### EXERCISE DETAILS
All lines that hold the string "duration" should be copied. Find them in the listing below.

### DATA IN THIS EXERCISE

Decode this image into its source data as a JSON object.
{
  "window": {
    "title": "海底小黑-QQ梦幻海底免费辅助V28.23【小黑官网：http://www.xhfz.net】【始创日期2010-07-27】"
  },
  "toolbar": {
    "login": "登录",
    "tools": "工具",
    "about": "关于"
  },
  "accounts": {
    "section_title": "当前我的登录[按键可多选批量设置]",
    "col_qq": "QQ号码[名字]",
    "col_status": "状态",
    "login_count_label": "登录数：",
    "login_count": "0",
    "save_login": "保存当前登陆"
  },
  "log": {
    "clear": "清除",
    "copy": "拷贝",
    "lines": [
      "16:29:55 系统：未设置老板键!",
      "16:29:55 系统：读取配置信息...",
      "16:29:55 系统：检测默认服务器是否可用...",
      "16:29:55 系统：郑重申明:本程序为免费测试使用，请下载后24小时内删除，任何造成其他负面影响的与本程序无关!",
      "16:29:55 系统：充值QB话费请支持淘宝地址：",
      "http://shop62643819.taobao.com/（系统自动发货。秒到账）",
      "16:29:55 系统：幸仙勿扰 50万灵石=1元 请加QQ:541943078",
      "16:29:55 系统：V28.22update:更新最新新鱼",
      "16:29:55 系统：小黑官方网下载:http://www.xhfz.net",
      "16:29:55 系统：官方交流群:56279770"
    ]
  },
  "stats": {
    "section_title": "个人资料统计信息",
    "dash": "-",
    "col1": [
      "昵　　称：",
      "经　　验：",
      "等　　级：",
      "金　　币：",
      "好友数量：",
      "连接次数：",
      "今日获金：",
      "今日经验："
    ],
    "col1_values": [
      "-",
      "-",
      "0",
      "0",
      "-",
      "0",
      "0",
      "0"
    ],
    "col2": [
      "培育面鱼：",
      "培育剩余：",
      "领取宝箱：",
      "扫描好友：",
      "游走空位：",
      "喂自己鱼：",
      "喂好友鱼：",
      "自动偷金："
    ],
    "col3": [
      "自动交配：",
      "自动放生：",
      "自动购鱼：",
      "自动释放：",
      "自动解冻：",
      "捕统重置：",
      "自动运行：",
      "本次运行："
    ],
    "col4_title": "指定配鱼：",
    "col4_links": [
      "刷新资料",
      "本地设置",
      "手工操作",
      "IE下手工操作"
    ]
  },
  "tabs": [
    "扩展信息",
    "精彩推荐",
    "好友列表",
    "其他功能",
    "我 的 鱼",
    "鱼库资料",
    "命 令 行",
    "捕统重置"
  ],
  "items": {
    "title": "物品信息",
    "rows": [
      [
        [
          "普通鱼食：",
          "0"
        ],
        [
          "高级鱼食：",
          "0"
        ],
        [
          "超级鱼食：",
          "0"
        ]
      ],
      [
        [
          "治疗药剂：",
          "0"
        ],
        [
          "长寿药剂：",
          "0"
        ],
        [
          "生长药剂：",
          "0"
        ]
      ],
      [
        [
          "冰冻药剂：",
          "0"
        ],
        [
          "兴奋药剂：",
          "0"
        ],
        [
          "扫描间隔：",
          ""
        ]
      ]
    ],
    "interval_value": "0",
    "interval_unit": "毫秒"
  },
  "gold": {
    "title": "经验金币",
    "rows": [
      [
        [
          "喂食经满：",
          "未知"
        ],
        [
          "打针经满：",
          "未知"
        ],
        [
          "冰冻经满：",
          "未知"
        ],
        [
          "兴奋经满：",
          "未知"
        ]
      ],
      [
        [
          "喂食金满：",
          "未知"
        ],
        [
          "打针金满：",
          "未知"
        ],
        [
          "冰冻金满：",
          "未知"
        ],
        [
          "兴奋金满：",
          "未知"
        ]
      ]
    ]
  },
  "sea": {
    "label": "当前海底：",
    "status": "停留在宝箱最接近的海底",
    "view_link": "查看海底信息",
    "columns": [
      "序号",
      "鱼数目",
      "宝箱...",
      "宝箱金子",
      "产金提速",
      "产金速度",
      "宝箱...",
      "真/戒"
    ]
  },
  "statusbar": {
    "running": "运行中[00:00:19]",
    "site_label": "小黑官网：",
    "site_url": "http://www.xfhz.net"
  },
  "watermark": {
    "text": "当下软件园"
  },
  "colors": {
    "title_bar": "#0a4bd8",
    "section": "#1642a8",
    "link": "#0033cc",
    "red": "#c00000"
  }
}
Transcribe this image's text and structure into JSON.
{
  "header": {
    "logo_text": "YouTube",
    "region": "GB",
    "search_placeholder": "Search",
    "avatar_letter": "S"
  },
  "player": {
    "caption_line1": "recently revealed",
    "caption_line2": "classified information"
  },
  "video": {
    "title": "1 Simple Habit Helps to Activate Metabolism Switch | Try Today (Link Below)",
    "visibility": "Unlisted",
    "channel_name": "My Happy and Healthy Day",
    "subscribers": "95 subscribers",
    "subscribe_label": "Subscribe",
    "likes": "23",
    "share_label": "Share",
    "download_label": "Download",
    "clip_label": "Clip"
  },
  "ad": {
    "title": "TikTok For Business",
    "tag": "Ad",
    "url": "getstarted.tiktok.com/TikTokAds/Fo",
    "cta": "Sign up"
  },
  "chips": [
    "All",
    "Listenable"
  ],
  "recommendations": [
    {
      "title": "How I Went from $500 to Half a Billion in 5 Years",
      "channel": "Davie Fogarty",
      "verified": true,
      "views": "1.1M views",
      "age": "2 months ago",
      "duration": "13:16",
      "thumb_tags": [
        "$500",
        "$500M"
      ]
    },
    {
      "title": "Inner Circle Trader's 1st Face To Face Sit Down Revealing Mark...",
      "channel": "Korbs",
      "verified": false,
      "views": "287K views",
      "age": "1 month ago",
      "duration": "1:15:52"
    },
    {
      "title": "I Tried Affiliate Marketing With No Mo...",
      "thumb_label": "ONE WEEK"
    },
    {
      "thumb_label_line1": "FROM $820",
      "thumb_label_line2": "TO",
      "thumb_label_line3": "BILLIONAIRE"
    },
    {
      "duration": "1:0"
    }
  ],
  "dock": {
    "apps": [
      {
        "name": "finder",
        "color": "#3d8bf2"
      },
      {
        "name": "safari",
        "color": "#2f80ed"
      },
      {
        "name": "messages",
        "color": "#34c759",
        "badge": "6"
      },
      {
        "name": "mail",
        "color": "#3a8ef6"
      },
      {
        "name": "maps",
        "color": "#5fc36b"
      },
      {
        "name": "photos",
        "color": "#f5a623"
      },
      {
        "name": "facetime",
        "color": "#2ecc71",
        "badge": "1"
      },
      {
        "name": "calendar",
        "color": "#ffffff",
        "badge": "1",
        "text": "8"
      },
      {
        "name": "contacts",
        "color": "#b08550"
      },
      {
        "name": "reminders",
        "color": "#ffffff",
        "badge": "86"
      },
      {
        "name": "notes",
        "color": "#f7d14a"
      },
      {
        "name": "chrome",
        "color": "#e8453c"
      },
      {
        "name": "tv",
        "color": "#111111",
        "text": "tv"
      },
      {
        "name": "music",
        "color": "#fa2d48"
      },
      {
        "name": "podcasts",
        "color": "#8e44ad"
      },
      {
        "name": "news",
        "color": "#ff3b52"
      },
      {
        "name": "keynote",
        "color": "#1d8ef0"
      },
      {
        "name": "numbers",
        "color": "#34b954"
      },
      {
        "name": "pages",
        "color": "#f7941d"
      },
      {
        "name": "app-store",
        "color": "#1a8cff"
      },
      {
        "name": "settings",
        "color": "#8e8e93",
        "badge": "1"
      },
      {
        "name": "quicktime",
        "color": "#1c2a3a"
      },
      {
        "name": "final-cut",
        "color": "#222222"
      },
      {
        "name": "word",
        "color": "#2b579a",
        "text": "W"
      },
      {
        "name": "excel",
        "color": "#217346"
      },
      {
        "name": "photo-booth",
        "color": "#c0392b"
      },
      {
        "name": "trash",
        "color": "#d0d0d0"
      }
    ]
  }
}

### WRITTEN ANSWER
      "duration": "13:16",
      "duration": "1:15:52"
      "duration": "1:0"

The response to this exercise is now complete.